§ **What you are asked to do**: Exactly as written, set down each line of the data below except its pictures.

§ **Source records**:
______________________________

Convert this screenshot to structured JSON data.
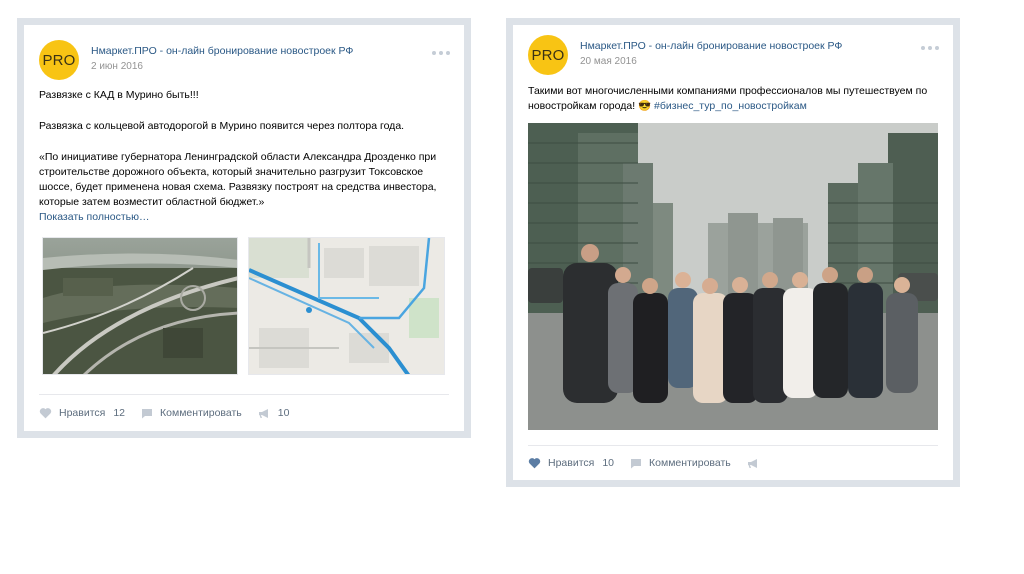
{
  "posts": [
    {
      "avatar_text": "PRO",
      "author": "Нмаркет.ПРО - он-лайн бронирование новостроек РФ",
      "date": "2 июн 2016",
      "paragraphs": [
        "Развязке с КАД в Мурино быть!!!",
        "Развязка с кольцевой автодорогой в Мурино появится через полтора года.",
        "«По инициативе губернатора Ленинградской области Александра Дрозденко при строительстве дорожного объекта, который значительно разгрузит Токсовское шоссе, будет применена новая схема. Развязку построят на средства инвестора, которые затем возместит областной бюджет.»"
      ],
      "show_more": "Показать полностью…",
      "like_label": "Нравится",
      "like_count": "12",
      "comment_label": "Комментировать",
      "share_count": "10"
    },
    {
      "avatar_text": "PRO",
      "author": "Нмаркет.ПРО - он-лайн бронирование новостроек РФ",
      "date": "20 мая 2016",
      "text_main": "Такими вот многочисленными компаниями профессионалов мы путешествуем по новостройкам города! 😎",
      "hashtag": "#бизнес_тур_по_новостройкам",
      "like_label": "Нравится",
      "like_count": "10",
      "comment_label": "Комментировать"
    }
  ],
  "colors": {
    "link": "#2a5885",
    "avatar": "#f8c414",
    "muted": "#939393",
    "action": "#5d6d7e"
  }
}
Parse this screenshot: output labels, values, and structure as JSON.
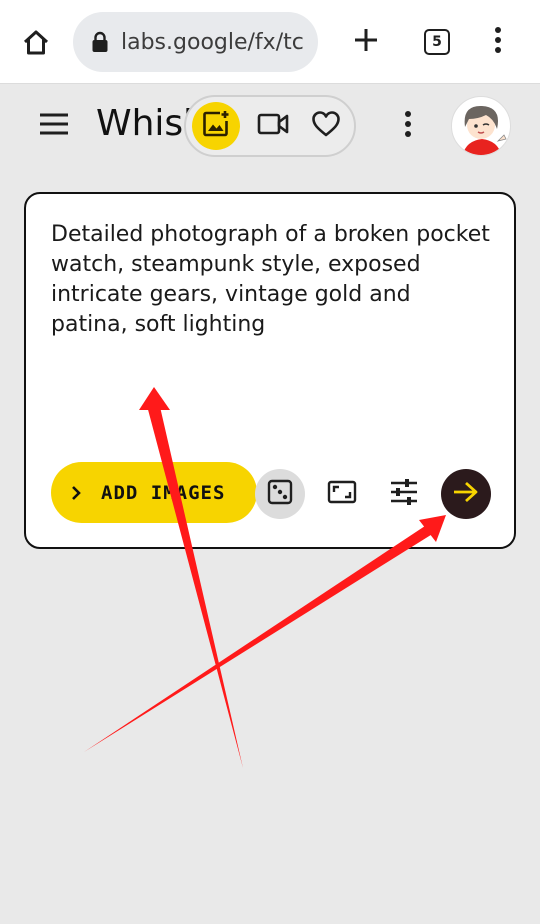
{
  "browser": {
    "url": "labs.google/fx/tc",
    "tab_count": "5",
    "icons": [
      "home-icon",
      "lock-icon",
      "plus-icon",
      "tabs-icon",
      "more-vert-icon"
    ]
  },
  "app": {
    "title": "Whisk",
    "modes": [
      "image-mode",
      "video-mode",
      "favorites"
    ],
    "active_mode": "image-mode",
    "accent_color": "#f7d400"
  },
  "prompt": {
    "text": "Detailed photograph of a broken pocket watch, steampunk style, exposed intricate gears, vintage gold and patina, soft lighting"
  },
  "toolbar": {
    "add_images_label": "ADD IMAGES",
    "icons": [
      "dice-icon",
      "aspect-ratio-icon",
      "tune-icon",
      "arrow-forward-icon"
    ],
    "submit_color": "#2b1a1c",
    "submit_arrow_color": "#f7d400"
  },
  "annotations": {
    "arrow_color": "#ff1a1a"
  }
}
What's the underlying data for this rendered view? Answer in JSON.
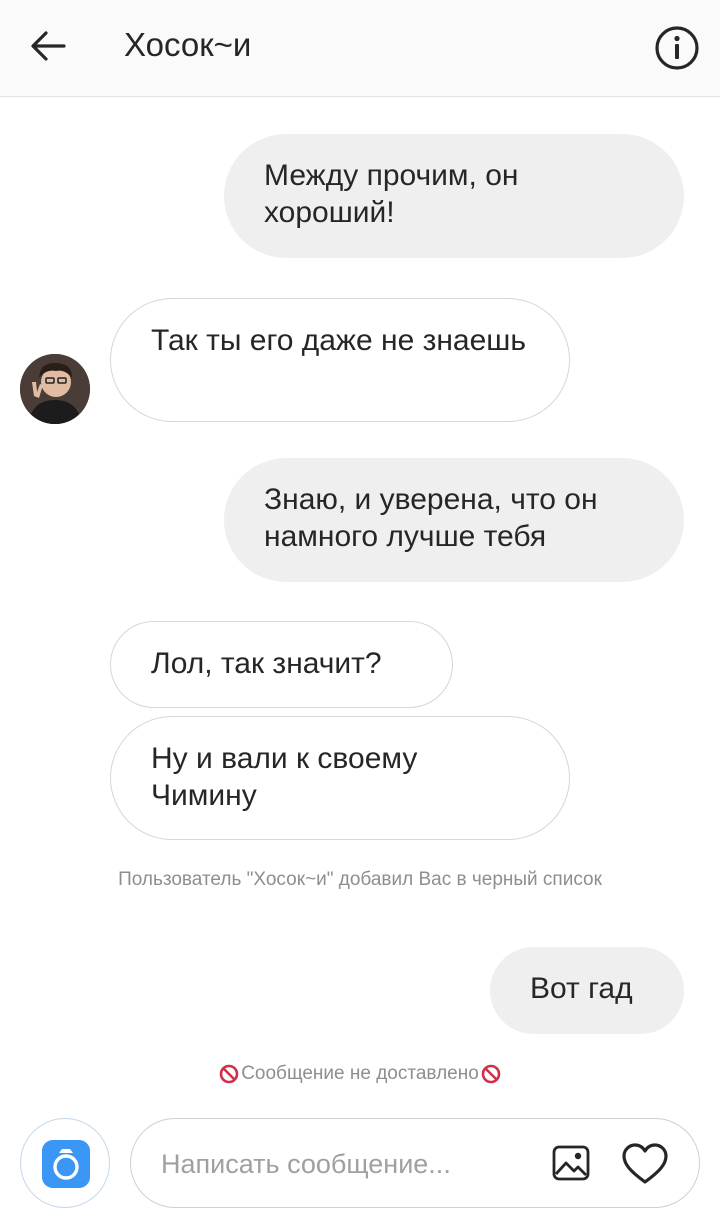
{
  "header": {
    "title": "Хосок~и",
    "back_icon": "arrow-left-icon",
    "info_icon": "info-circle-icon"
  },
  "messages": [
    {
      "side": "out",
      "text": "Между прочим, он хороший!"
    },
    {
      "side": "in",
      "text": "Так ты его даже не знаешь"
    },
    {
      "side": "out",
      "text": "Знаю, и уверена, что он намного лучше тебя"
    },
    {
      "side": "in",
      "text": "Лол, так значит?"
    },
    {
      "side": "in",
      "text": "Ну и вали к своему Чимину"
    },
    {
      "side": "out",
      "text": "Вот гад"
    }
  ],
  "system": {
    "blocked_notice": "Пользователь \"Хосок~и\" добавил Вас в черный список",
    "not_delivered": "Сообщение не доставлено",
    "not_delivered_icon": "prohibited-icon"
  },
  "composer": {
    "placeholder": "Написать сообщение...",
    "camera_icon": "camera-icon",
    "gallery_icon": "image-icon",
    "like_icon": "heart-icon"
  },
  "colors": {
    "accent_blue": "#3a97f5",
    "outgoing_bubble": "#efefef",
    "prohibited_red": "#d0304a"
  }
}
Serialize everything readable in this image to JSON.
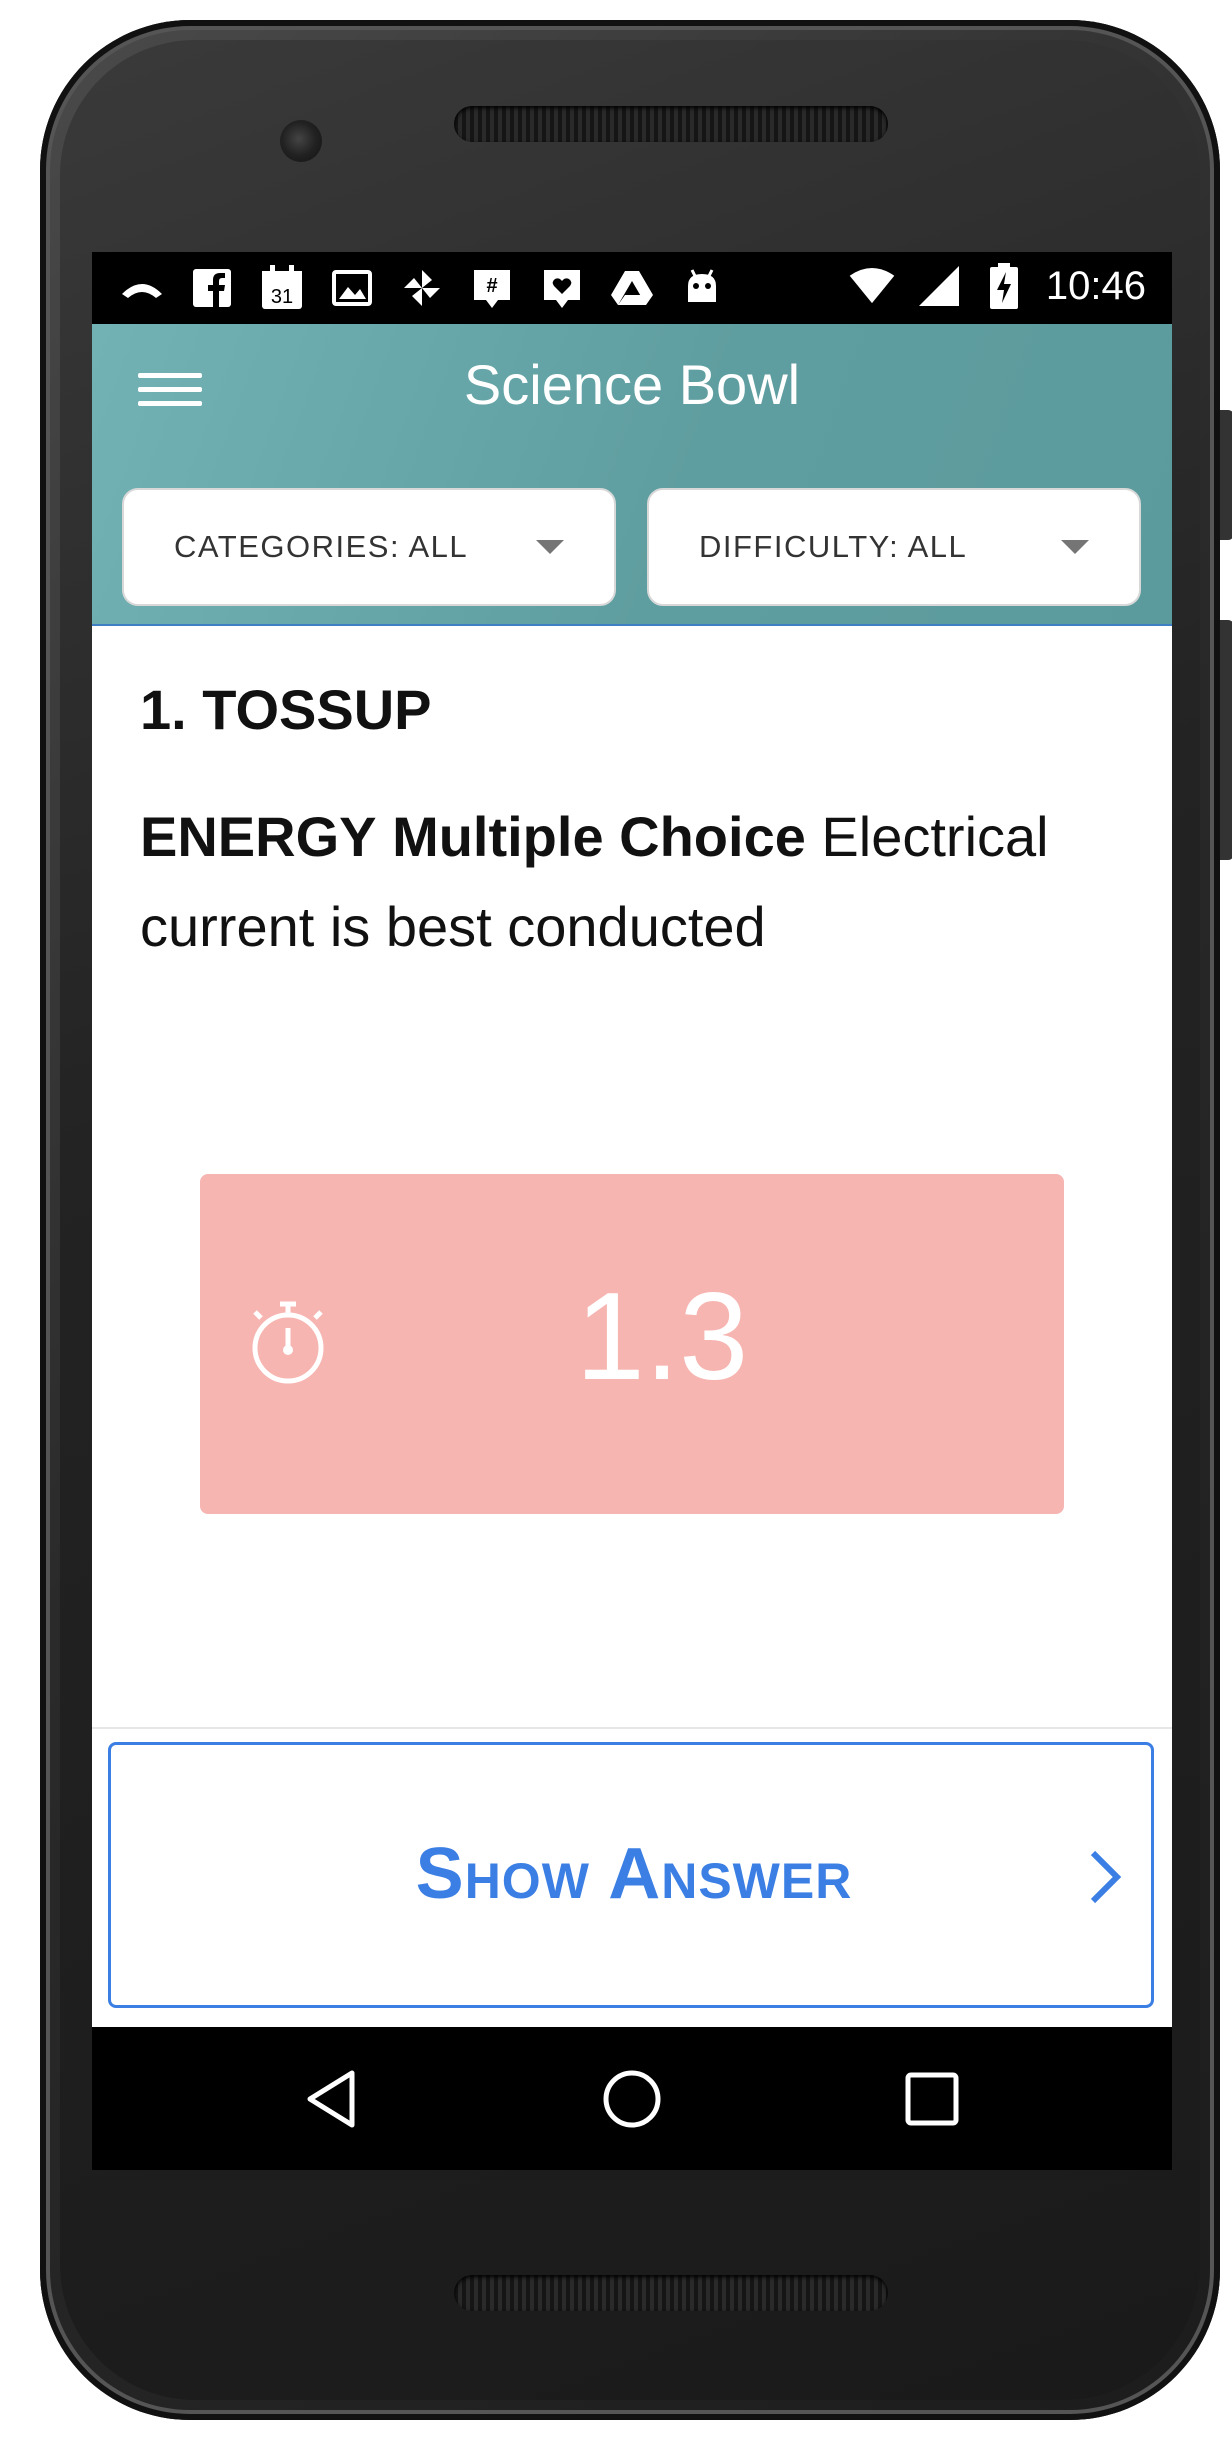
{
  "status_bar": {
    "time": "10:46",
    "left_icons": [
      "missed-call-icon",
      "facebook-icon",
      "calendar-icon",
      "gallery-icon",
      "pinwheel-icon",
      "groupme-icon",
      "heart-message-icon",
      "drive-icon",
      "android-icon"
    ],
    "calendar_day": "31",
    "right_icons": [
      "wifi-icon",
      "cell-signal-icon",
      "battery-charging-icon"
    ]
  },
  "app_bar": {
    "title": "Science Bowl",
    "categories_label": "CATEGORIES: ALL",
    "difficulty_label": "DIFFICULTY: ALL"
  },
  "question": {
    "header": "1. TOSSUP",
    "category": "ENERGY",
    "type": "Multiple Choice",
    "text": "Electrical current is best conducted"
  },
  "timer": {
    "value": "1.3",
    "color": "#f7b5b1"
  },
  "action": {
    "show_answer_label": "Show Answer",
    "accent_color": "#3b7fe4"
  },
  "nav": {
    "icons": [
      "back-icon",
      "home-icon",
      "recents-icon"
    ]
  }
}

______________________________

§ **Result below**:
Convert this screenshot to structured JSON data.
{
  "posts": [
    {
      "avatar_text": "PRO",
      "author": "Нмаркет.ПРО - он-лайн бронирование новостроек РФ",
      "date": "2 июн 2016",
      "paragraphs": [
        "Развязке с КАД в Мурино быть!!!",
        "Развязка с кольцевой автодорогой в Мурино появится через полтора года.",
        "«По инициативе губернатора Ленинградской области Александра Дрозденко при строительстве дорожного объекта, который значительно разгрузит Токсовское шоссе, будет применена новая схема. Развязку построят на средства инвестора, которые затем возместит областной бюджет.»"
      ],
      "show_more": "Показать полностью…",
      "like_label": "Нравится",
      "like_count": "12",
      "comment_label": "Комментировать",
      "share_count": "10"
    },
    {
      "avatar_text": "PRO",
      "author": "Нмаркет.ПРО - он-лайн бронирование новостроек РФ",
      "date": "20 мая 2016",
      "text_main": "Такими вот многочисленными компаниями профессионалов мы путешествуем по новостройкам города! 😎",
      "hashtag": "#бизнес_тур_по_новостройкам",
      "like_label": "Нравится",
      "like_count": "10",
      "comment_label": "Комментировать"
    }
  ],
  "colors": {
    "link": "#2a5885",
    "avatar": "#f8c414",
    "muted": "#939393",
    "action": "#5d6d7e"
  }
}
Parse this screenshot: output labels, values, and structure as JSON.
{
  "browser": {
    "url": "labs.google/fx/tc",
    "tab_count": "5",
    "icons": [
      "home-icon",
      "lock-icon",
      "plus-icon",
      "tabs-icon",
      "more-vert-icon"
    ]
  },
  "app": {
    "title": "Whisk",
    "modes": [
      "image-mode",
      "video-mode",
      "favorites"
    ],
    "active_mode": "image-mode",
    "accent_color": "#f7d400"
  },
  "prompt": {
    "text": "Detailed photograph of a broken pocket watch, steampunk style, exposed intricate gears, vintage gold and patina, soft lighting"
  },
  "toolbar": {
    "add_images_label": "ADD IMAGES",
    "icons": [
      "dice-icon",
      "aspect-ratio-icon",
      "tune-icon",
      "arrow-forward-icon"
    ],
    "submit_color": "#2b1a1c",
    "submit_arrow_color": "#f7d400"
  },
  "annotations": {
    "arrow_color": "#ff1a1a"
  }
}
What's the underlying data for this rendered view? Answer in JSON.
{
  "header": {
    "title": "Хосок~и",
    "back_icon": "arrow-left-icon",
    "info_icon": "info-circle-icon"
  },
  "messages": [
    {
      "side": "out",
      "text": "Между прочим, он хороший!"
    },
    {
      "side": "in",
      "text": "Так ты его даже не знаешь"
    },
    {
      "side": "out",
      "text": "Знаю, и уверена, что он намного лучше тебя"
    },
    {
      "side": "in",
      "text": "Лол, так значит?"
    },
    {
      "side": "in",
      "text": "Ну и вали к своему Чимину"
    },
    {
      "side": "out",
      "text": "Вот гад"
    }
  ],
  "system": {
    "blocked_notice": "Пользователь \"Хосок~и\" добавил Вас в черный список",
    "not_delivered": "Сообщение не доставлено",
    "not_delivered_icon": "prohibited-icon"
  },
  "composer": {
    "placeholder": "Написать сообщение...",
    "camera_icon": "camera-icon",
    "gallery_icon": "image-icon",
    "like_icon": "heart-icon"
  },
  "colors": {
    "accent_blue": "#3a97f5",
    "outgoing_bubble": "#efefef",
    "prohibited_red": "#d0304a"
  }
}
Serialize everything readable in this image to JSON.
{
  "status_bar": {
    "time": "10:46",
    "left_icons": [
      "missed-call-icon",
      "facebook-icon",
      "calendar-icon",
      "gallery-icon",
      "pinwheel-icon",
      "groupme-icon",
      "heart-message-icon",
      "drive-icon",
      "android-icon"
    ],
    "calendar_day": "31",
    "right_icons": [
      "wifi-icon",
      "cell-signal-icon",
      "battery-charging-icon"
    ]
  },
  "app_bar": {
    "title": "Science Bowl",
    "categories_label": "CATEGORIES: ALL",
    "difficulty_label": "DIFFICULTY: ALL"
  },
  "question": {
    "header": "1. TOSSUP",
    "category": "ENERGY",
    "type": "Multiple Choice",
    "text": "Electrical current is best conducted"
  },
  "timer": {
    "value": "1.3",
    "color": "#f7b5b1"
  },
  "action": {
    "show_answer_label": "Show Answer",
    "accent_color": "#3b7fe4"
  },
  "nav": {
    "icons": [
      "back-icon",
      "home-icon",
      "recents-icon"
    ]
  }
}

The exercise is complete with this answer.